WHAT TO PRODUCE: Repeat the entries below word for word, though any picture in them should be dropped.
....
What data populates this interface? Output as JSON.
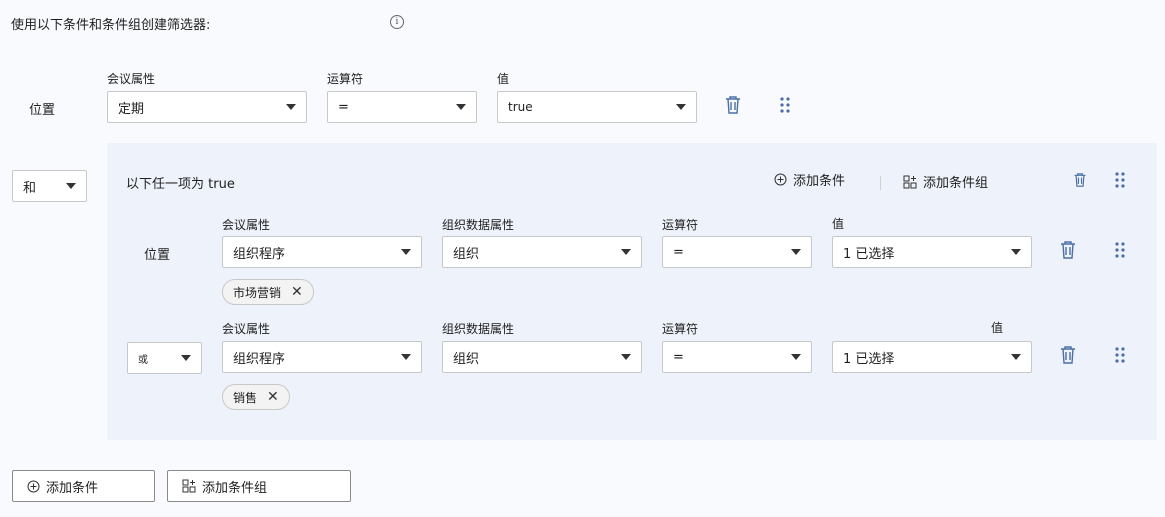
{
  "heading": "使用以下条件和条件组创建筛选器:",
  "info_icon": "info-icon",
  "row1": {
    "prefix": "位置",
    "labels": {
      "attr": "会议属性",
      "op": "运算符",
      "value": "值"
    },
    "attr": "定期",
    "op": "=",
    "value": "true"
  },
  "conj": "和",
  "group": {
    "title": "以下任一项为 true",
    "add_condition": "添加条件",
    "add_group": "添加条件组",
    "rows": [
      {
        "prefix": "位置",
        "labels": {
          "attr": "会议属性",
          "orgattr": "组织数据属性",
          "op": "运算符",
          "value": "值"
        },
        "attr": "组织程序",
        "orgattr": "组织",
        "op": "=",
        "value": "1 已选择",
        "chip": "市场营销"
      },
      {
        "conj": "或",
        "labels": {
          "attr": "会议属性",
          "orgattr": "组织数据属性",
          "op": "运算符",
          "value": "值"
        },
        "attr": "组织程序",
        "orgattr": "组织",
        "op": "=",
        "value": "1 已选择",
        "chip": "销售"
      }
    ]
  },
  "footer": {
    "add_condition": "添加条件",
    "add_group": "添加条件组"
  },
  "chip_remove": "✕",
  "colors": {
    "accent": "#4a6fa5",
    "group_bg": "#eef2fa",
    "page_bg": "#f9fafd"
  }
}
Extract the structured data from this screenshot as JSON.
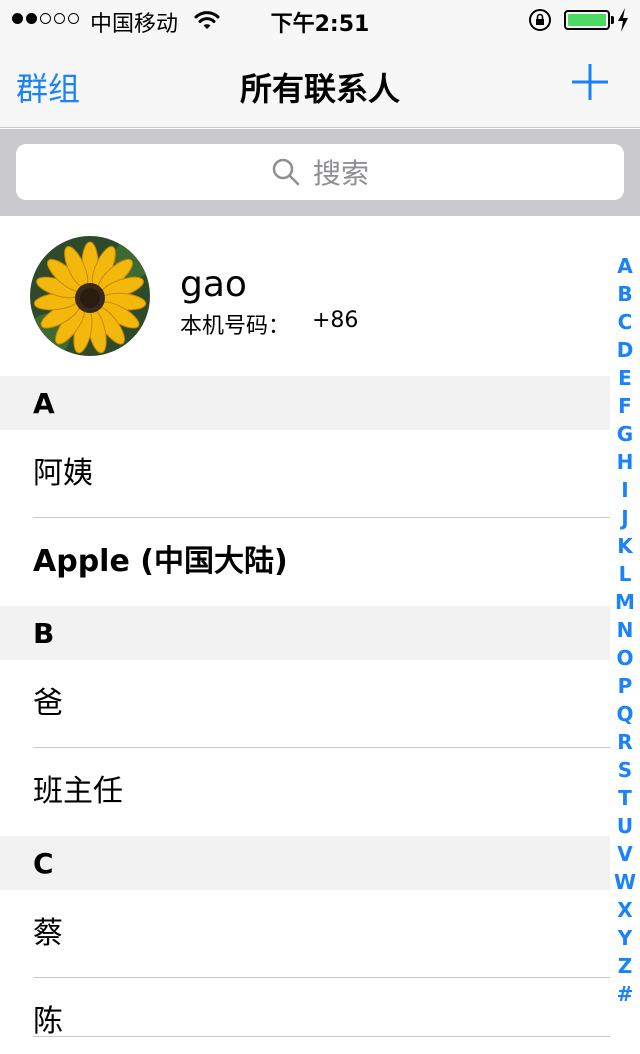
{
  "status_bar": {
    "signal_filled": 2,
    "signal_total": 5,
    "carrier": "中国移动",
    "time": "下午2:51",
    "battery_level": 1.0,
    "battery_color": "#4cd964"
  },
  "nav": {
    "left_label": "群组",
    "title": "所有联系人",
    "accent": "#1a82fb"
  },
  "search": {
    "placeholder": "搜索"
  },
  "my_card": {
    "name": "gao",
    "number_label": "本机号码：",
    "number": "+86"
  },
  "sections": [
    {
      "letter": "A",
      "contacts": [
        "阿姨",
        "Apple (中国大陆)"
      ]
    },
    {
      "letter": "B",
      "contacts": [
        "爸",
        "班主任"
      ]
    },
    {
      "letter": "C",
      "contacts": [
        "蔡",
        "陈"
      ]
    }
  ],
  "index_letters": [
    "A",
    "B",
    "C",
    "D",
    "E",
    "F",
    "G",
    "H",
    "I",
    "J",
    "K",
    "L",
    "M",
    "N",
    "O",
    "P",
    "Q",
    "R",
    "S",
    "T",
    "U",
    "V",
    "W",
    "X",
    "Y",
    "Z",
    "#"
  ]
}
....
ANSWER BOX:
What data populates this interface? Output as JSON.
{
  "heading": "使用以下条件和条件组创建筛选器:",
  "info_icon": "info-icon",
  "row1": {
    "prefix": "位置",
    "labels": {
      "attr": "会议属性",
      "op": "运算符",
      "value": "值"
    },
    "attr": "定期",
    "op": "=",
    "value": "true"
  },
  "conj": "和",
  "group": {
    "title": "以下任一项为 true",
    "add_condition": "添加条件",
    "add_group": "添加条件组",
    "rows": [
      {
        "prefix": "位置",
        "labels": {
          "attr": "会议属性",
          "orgattr": "组织数据属性",
          "op": "运算符",
          "value": "值"
        },
        "attr": "组织程序",
        "orgattr": "组织",
        "op": "=",
        "value": "1 已选择",
        "chip": "市场营销"
      },
      {
        "conj": "或",
        "labels": {
          "attr": "会议属性",
          "orgattr": "组织数据属性",
          "op": "运算符",
          "value": "值"
        },
        "attr": "组织程序",
        "orgattr": "组织",
        "op": "=",
        "value": "1 已选择",
        "chip": "销售"
      }
    ]
  },
  "footer": {
    "add_condition": "添加条件",
    "add_group": "添加条件组"
  },
  "chip_remove": "✕",
  "colors": {
    "accent": "#4a6fa5",
    "group_bg": "#eef2fa",
    "page_bg": "#f9fafd"
  }
}
Extract the structured data from this screenshot as JSON.
{
  "status_bar": {
    "signal_filled": 2,
    "signal_total": 5,
    "carrier": "中国移动",
    "time": "下午2:51",
    "battery_level": 1.0,
    "battery_color": "#4cd964"
  },
  "nav": {
    "left_label": "群组",
    "title": "所有联系人",
    "accent": "#1a82fb"
  },
  "search": {
    "placeholder": "搜索"
  },
  "my_card": {
    "name": "gao",
    "number_label": "本机号码：",
    "number": "+86"
  },
  "sections": [
    {
      "letter": "A",
      "contacts": [
        "阿姨",
        "Apple (中国大陆)"
      ]
    },
    {
      "letter": "B",
      "contacts": [
        "爸",
        "班主任"
      ]
    },
    {
      "letter": "C",
      "contacts": [
        "蔡",
        "陈"
      ]
    }
  ],
  "index_letters": [
    "A",
    "B",
    "C",
    "D",
    "E",
    "F",
    "G",
    "H",
    "I",
    "J",
    "K",
    "L",
    "M",
    "N",
    "O",
    "P",
    "Q",
    "R",
    "S",
    "T",
    "U",
    "V",
    "W",
    "X",
    "Y",
    "Z",
    "#"
  ]
}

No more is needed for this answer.